So again, nothing here to support the hypothesis of some kind of catastrophic rise in gold’s value.

Here’s a look at gold coinage in circulation in the U.S.:

We see nothing here in 1929, 1930 and 1931 — no evidence of any new demand for gold coins. There is a peak of gold coinage in circulation in 1899, and a steady decline afterwards — mirroring the worldwide data we saw earlier. There was indeed a rise in gold coinage in 1932, probably representing a flight from failing banks and the potential for dollar devaluation (remember the big Federal Reserve open-market purchases of that year). The dollar was in fact devalued in 1933. But, this rise in coinage was rather minor in the scheme of things. You could extend this to gold demand for “safe haven investment” as a whole — that there was, strangely as it may sound given what we know, hardly any such demand in 1929-1931. It is hard to imagine some kind of powerful demand for large bullion bars, and no demand for gold coins. The U.S. Treasury gold certificates could be converted to gold on demand, in large size. Again, there is some contraction of the Treasury gold certificates in 1932, but the scale is small. After March 1933, U.S. citizens could not own any gold at all, which sort of eliminates “demand” one would think, not to mention the confiscation of existing gold holdings, which is a sort of forced “negative demand”. I don’t know how prevalent similar restrictions on gold ownership were worldwide, but I would guess it was pretty common in Europe by the late 1930s. In any case, due to its size and also the wealth of its citizens, the U.S. was probably one of the most important countries as regards these topics.

To summarize all of this, here’s what I see: very little evidence of any supply-demand imbalance that led to a rise in gold’s value during the 1880-1895 period; and certainly no evidence of some kind of supply/demand imbalance causing world-economy-destroying effects in 1929-1933. Thus, I conclude that in both cases, gold served as it always had, as a stable measure of value, the “monetary polaris.” The decline in commodity prices in the 1929-1933 period was due to a collapse in demand, caused by a worldwide economic breakdown due to nonmonetary reasons — primarily a global tariff war and domestic tax increases, plus “systemic” issues including bank failure and sovereign default, often an anti-business regulatory attack, and political instability. After the British devaluation of 1931, monetary effects also enter the picture.
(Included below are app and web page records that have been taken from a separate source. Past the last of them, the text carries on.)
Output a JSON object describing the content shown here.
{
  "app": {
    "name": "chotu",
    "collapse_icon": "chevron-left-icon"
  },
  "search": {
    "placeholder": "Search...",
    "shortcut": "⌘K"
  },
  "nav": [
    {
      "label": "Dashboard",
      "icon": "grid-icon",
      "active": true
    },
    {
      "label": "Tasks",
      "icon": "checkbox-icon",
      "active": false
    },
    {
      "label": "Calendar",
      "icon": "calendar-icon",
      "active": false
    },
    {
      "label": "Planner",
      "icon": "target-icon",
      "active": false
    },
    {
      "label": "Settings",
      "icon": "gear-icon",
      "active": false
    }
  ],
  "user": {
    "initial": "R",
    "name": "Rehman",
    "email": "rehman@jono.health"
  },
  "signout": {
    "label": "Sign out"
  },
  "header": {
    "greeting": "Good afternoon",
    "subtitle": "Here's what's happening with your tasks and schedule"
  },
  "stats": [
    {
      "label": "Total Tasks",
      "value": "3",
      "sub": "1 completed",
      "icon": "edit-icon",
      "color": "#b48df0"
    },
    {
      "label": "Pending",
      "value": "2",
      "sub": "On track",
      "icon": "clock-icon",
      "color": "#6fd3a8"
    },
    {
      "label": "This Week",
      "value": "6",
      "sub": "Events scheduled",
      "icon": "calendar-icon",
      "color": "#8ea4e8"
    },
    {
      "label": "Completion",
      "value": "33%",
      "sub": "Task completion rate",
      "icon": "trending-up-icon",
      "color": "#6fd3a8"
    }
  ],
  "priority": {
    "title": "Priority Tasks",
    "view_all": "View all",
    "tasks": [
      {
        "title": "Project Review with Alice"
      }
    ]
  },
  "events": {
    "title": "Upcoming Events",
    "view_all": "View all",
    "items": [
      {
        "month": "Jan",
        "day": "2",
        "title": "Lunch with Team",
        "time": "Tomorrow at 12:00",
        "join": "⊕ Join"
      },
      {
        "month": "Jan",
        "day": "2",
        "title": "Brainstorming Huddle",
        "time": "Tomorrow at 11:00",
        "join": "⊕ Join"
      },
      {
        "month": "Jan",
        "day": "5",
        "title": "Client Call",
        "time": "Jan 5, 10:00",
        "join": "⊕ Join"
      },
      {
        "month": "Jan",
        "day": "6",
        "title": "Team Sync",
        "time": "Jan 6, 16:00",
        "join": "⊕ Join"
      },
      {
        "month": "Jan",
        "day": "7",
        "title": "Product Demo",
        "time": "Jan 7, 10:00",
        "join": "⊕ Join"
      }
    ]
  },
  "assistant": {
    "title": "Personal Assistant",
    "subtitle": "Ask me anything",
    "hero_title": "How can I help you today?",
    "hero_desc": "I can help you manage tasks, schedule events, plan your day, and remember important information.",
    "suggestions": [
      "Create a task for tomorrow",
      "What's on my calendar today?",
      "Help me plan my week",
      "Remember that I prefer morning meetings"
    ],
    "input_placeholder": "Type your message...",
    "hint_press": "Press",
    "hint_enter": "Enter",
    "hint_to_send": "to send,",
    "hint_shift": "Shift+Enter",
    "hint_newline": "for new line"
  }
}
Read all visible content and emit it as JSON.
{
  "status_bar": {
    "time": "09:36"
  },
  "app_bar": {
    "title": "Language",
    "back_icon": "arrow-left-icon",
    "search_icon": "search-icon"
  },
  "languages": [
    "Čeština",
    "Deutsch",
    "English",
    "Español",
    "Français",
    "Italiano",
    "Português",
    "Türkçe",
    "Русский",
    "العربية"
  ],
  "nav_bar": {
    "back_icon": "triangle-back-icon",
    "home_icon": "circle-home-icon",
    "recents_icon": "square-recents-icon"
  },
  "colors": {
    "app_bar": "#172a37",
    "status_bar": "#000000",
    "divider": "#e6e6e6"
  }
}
Today, I’m mostly addressing the arguments of Gustav Cassel, and those who reference Cassel while making similar arguments today. Cassel formed his notions in response to the decline in commodity prices in the 1880-1895 period — a time when central bank bullion accumulation was still quite low. By the late 1920s, there was ample evidence that all the bullion accumulation by central banks over the decades up to that date had little effect on gold’s value. Cassel nevertheless wanted to apply his notions also to the breakdown of the early 1930s. In part, it was much like the 1890s in some respects — people were just hunting around for any excuse to devalue currencies, and would grab whatever was at hand, no matter how silly.

Actually, my conclusion — that there was no great monetary disaster, at least before the big currency devaluations — was the standard opinion until about 1960, and remains a dominant opinion to the present time. So, I am not exactly an outlier here.